Years later the German psychologist Erich Fromm came up with the notion of ‘anonymous authority’ – that unseen influence within the modern world which affects the way that people believe and behave, which he says is “a cultural pressure all the more effective for being invisible and source-less”.
If I’m honest, I’m a bit frightened of Pan. Perhaps we all are. Perhaps that’s the point. But the ‘panic’ that EM Forster wrote about was not a wholly negative thing. He represented it as a catalyst for positive change, both for individuals and for society.
It’s hard to escape the fact that Jesus chose the outsiders of his world to share his life with, those whose very existence was disturbing and disruptive to the accepted norms of belief and behaviour. He lived and preached a gospel of radical inclusion, and it upset the apple-cart of conventional religion.
Was this why he chose Mary Magdalene as the first witness to the resurrection? Not so much to ‘disturb the comfortable’ as to disturb the conventional. For it is in the disturbance of people like Mary Magdalene that we may learn to see the world – and God – afresh.
I hope that women bishops will disturb us. I hope they will challenge the conventions of the C of E, which continues to be led and directed by too many people like me – white, male, middle-aged professionals.
I’ve always loved the notion of the court jester – the outsider who is nonetheless welcomed in to the court of power because they are the only one who can speak truth to the King.

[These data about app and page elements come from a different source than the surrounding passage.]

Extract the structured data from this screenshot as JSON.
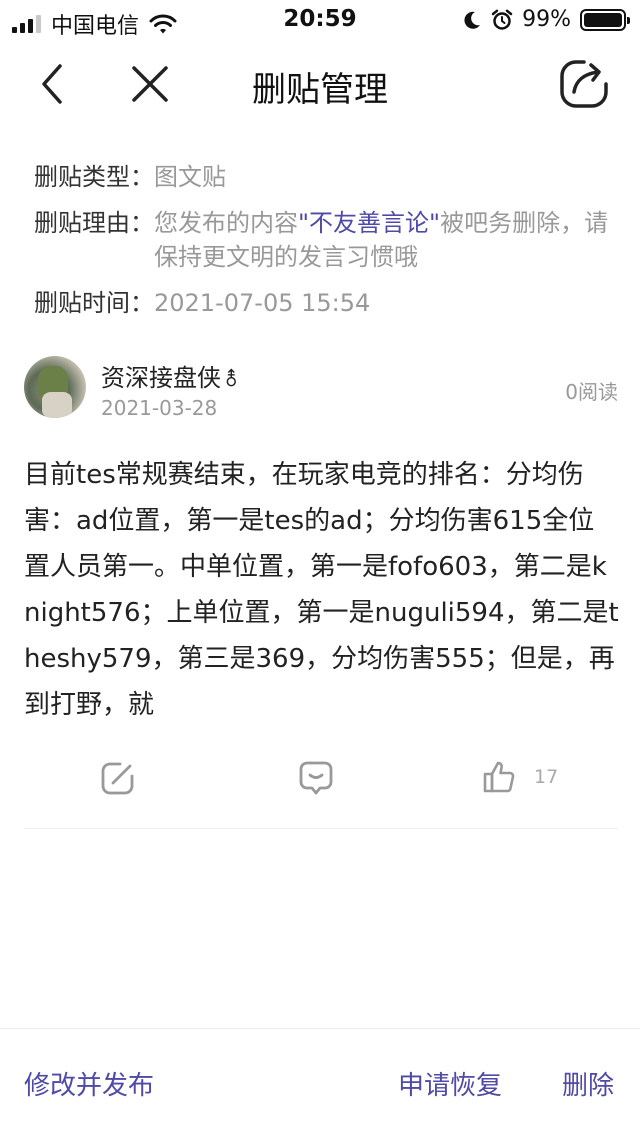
{
  "status_bar": {
    "carrier": "中国电信",
    "time": "20:59",
    "battery_percent": "99%",
    "battery_level": 0.99,
    "icons": [
      "signal-icon",
      "wifi-icon",
      "moon-icon",
      "alarm-icon",
      "battery-icon"
    ]
  },
  "nav": {
    "title": "删贴管理",
    "icons": [
      "back-arrow-icon",
      "close-icon",
      "share-icon"
    ]
  },
  "info": {
    "type_label": "删贴类型",
    "type_value": "图文贴",
    "reason_label": "删贴理由",
    "reason_prefix": "您发布的内容",
    "reason_highlight": "\"不友善言论\"",
    "reason_suffix": "被吧务删除，请保持更文明的发言习惯哦",
    "time_label": "删贴时间",
    "time_value": "2021-07-05 15:54",
    "colon": "："
  },
  "post": {
    "username": "资深接盘侠",
    "gender_symbol": "⚨",
    "date": "2021-03-28",
    "reads": "0阅读",
    "content": "目前tes常规赛结束，在玩家电竞的排名：分均伤害：ad位置，第一是tes的ad；分均伤害615全位置人员第一。中单位置，第一是fofo603，第二是knight576；上单位置，第一是nuguli594，第二是theshy579，第三是369，分均伤害555；但是，再到打野，就",
    "like_count": "17"
  },
  "bottom_bar": {
    "edit_publish": "修改并发布",
    "restore": "申请恢复",
    "delete": "删除"
  },
  "colors": {
    "accent": "#4f49a8",
    "muted": "#999999",
    "text": "#222222"
  }
}
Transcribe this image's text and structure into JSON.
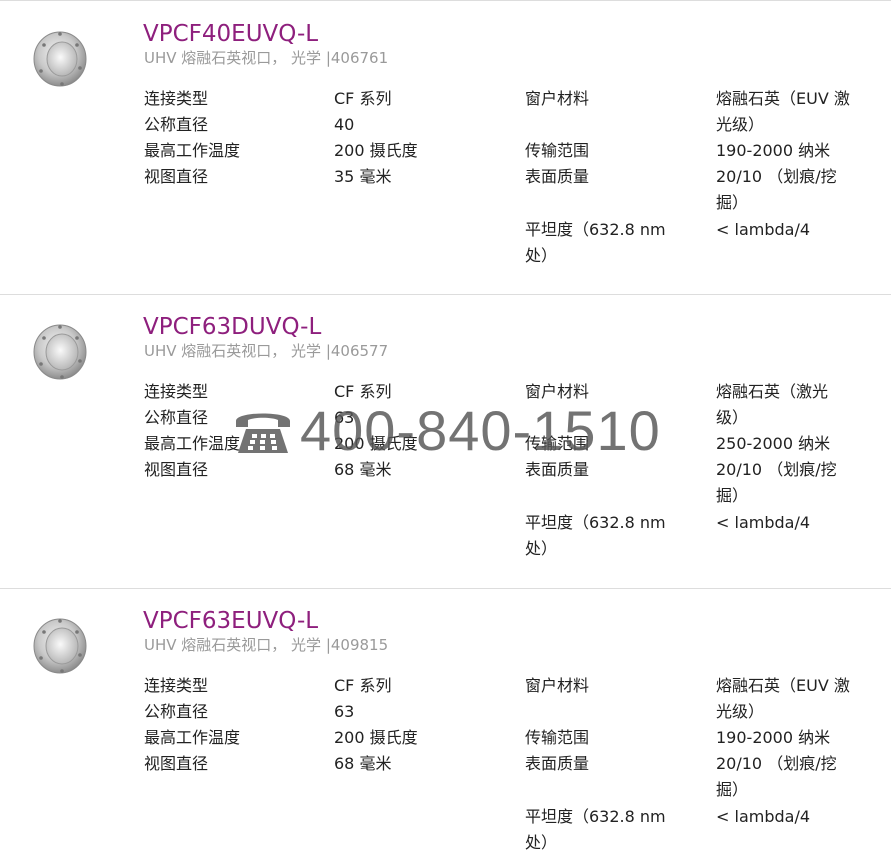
{
  "products": [
    {
      "title": "VPCF40EUVQ-L",
      "subtitle": "UHV 熔融石英视口， 光学 |406761",
      "specs": {
        "connection_type_label": "连接类型",
        "connection_type_value": "CF 系列",
        "nominal_diameter_label": "公称直径",
        "nominal_diameter_value": "40",
        "max_temp_label": "最高工作温度",
        "max_temp_value": "200 摄氏度",
        "view_diameter_label": "视图直径",
        "view_diameter_value": "35 毫米",
        "window_material_label": "窗户材料",
        "window_material_value_1": "熔融石英（EUV 激",
        "window_material_value_2": "光级）",
        "transmission_range_label": "传输范围",
        "transmission_range_value": "190-2000 纳米",
        "surface_quality_label": "表面质量",
        "surface_quality_value_1": "20/10 （划痕/挖",
        "surface_quality_value_2": "掘）",
        "flatness_label_1": "平坦度（632.8 nm",
        "flatness_label_2": "处）",
        "flatness_value": "< lambda/4"
      }
    },
    {
      "title": "VPCF63DUVQ-L",
      "subtitle": "UHV 熔融石英视口， 光学 |406577",
      "specs": {
        "connection_type_label": "连接类型",
        "connection_type_value": "CF 系列",
        "nominal_diameter_label": "公称直径",
        "nominal_diameter_value": "63",
        "max_temp_label": "最高工作温度",
        "max_temp_value": "200 摄氏度",
        "view_diameter_label": "视图直径",
        "view_diameter_value": "68 毫米",
        "window_material_label": "窗户材料",
        "window_material_value_1": "熔融石英（激光",
        "window_material_value_2": "级）",
        "transmission_range_label": "传输范围",
        "transmission_range_value": "250-2000 纳米",
        "surface_quality_label": "表面质量",
        "surface_quality_value_1": "20/10 （划痕/挖",
        "surface_quality_value_2": "掘）",
        "flatness_label_1": "平坦度（632.8 nm",
        "flatness_label_2": "处）",
        "flatness_value": "< lambda/4"
      }
    },
    {
      "title": "VPCF63EUVQ-L",
      "subtitle": "UHV 熔融石英视口， 光学 |409815",
      "specs": {
        "connection_type_label": "连接类型",
        "connection_type_value": "CF 系列",
        "nominal_diameter_label": "公称直径",
        "nominal_diameter_value": "63",
        "max_temp_label": "最高工作温度",
        "max_temp_value": "200 摄氏度",
        "view_diameter_label": "视图直径",
        "view_diameter_value": "68 毫米",
        "window_material_label": "窗户材料",
        "window_material_value_1": "熔融石英（EUV 激",
        "window_material_value_2": "光级）",
        "transmission_range_label": "传输范围",
        "transmission_range_value": "190-2000 纳米",
        "surface_quality_label": "表面质量",
        "surface_quality_value_1": "20/10 （划痕/挖",
        "surface_quality_value_2": "掘）",
        "flatness_label_1": "平坦度（632.8 nm",
        "flatness_label_2": "处）",
        "flatness_value": "< lambda/4"
      }
    }
  ],
  "watermark": {
    "phone": "400-840-1510",
    "icon": "telephone-icon"
  },
  "colors": {
    "title": "#8e1f7d",
    "subtitle": "#9a9a9a",
    "text": "#222222",
    "separator": "#dddddd"
  }
}
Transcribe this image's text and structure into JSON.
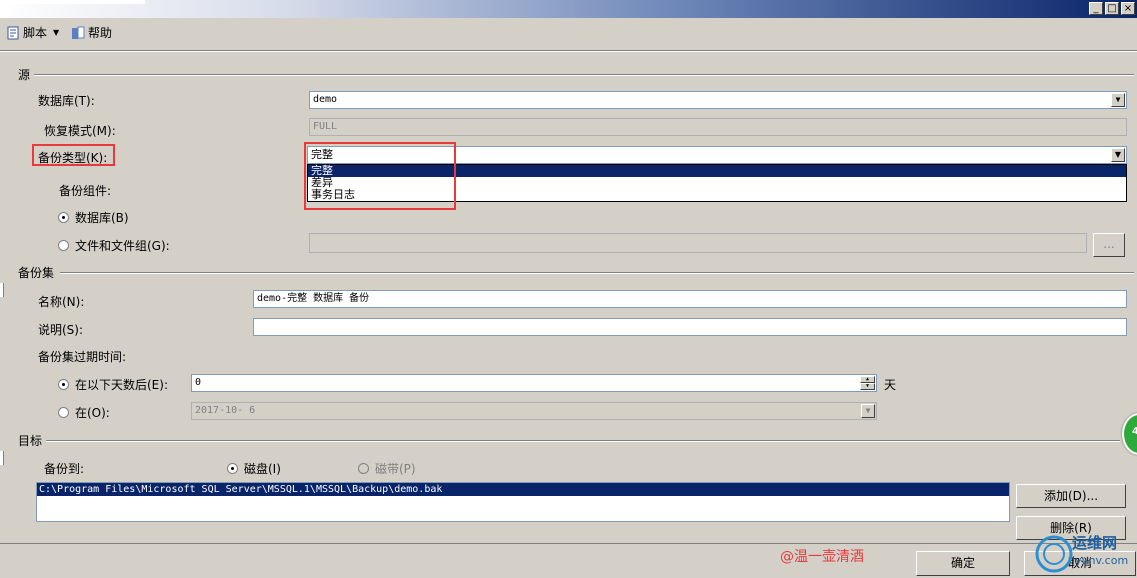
{
  "window": {
    "minimize": "_",
    "maximize": "□",
    "close": "×"
  },
  "toolbar": {
    "script_label": "脚本",
    "help_label": "帮助"
  },
  "source": {
    "group_title": "源",
    "database_label": "数据库(T):",
    "database_value": "demo",
    "recovery_label": "恢复模式(M):",
    "recovery_value": "FULL",
    "backup_type_label": "备份类型(K):",
    "backup_type_value": "完整",
    "backup_type_options": [
      "完整",
      "差异",
      "事务日志"
    ],
    "component_label": "备份组件:",
    "radio_database": "数据库(B)",
    "radio_files": "文件和文件组(G):",
    "browse_label": "..."
  },
  "backup_set": {
    "group_title": "备份集",
    "name_label": "名称(N):",
    "name_value": "demo-完整 数据库 备份",
    "desc_label": "说明(S):",
    "desc_value": "",
    "expire_label": "备份集过期时间:",
    "after_days_label": "在以下天数后(E):",
    "after_days_value": "0",
    "days_unit": "天",
    "on_label": "在(O):",
    "on_value": "2017-10- 6"
  },
  "destination": {
    "group_title": "目标",
    "backup_to_label": "备份到:",
    "disk_label": "磁盘(I)",
    "tape_label": "磁带(P)",
    "paths": [
      "C:\\Program Files\\Microsoft SQL Server\\MSSQL.1\\MSSQL\\Backup\\demo.bak"
    ],
    "add_label": "添加(D)...",
    "remove_label": "删除(R)"
  },
  "footer": {
    "ok_label": "确定",
    "cancel_label": "取消",
    "watermark": "@温一壶清酒",
    "logo_text": "运维网",
    "logo_sub": "iyunv.com",
    "badge_text": "4"
  },
  "colors": {
    "highlight": "#e83a3a",
    "selection": "#0a246a",
    "dialog": "#d4d0c8"
  }
}
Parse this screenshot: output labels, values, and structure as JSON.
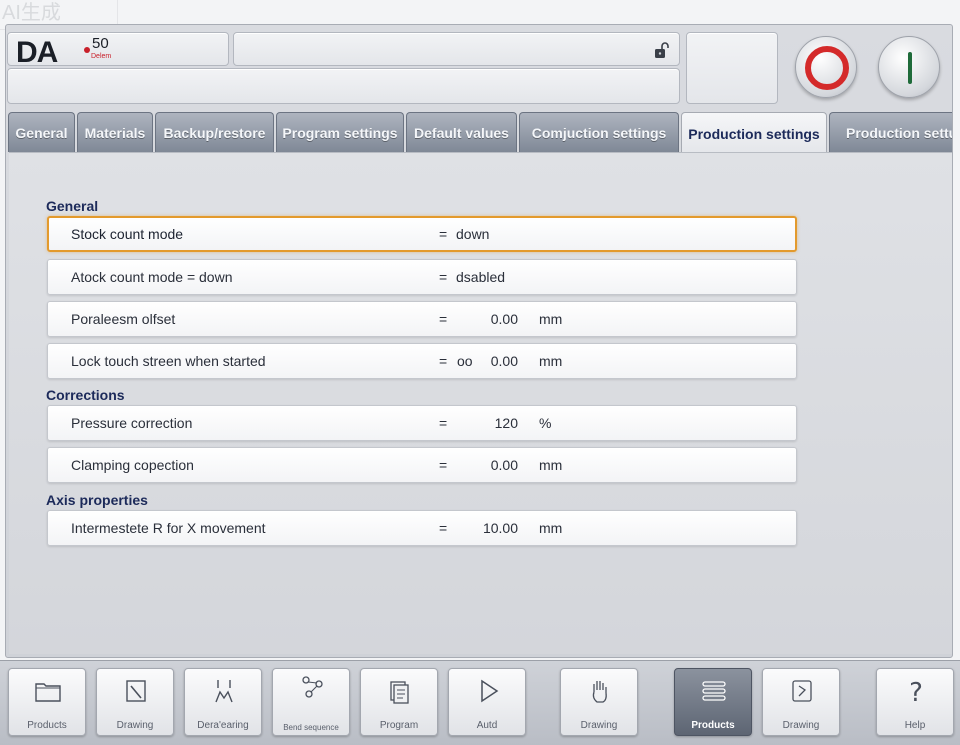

Every society, secular or religious, needs a way of allowing non-conformity. I hope that women in the college of bishops will raise non-conformity to new heights in the way they exercise leadership among us. I hope they will disturb our conventions, and unmask the unconscious bias which constrains our models of leadership within the dominant cultural norms that are so powerful that we hardly even notice or question them.
Rachel and Sarah, you did not choose to be ordained on the feast of Mary Magdalene. You did not choose her; perhaps she chose you. So look around at this packed cathedral. It is a sign of how much we love you, of how much we value you, of how much we trust you. So be bold and courageous in how you lead us. Filled with the Spirit of the radically inclusive Jesus, and touched with the spirit of the enigmatic Mary of Magdala, please be a little bit dangerous:
Socialise us, and subvert us. Amen.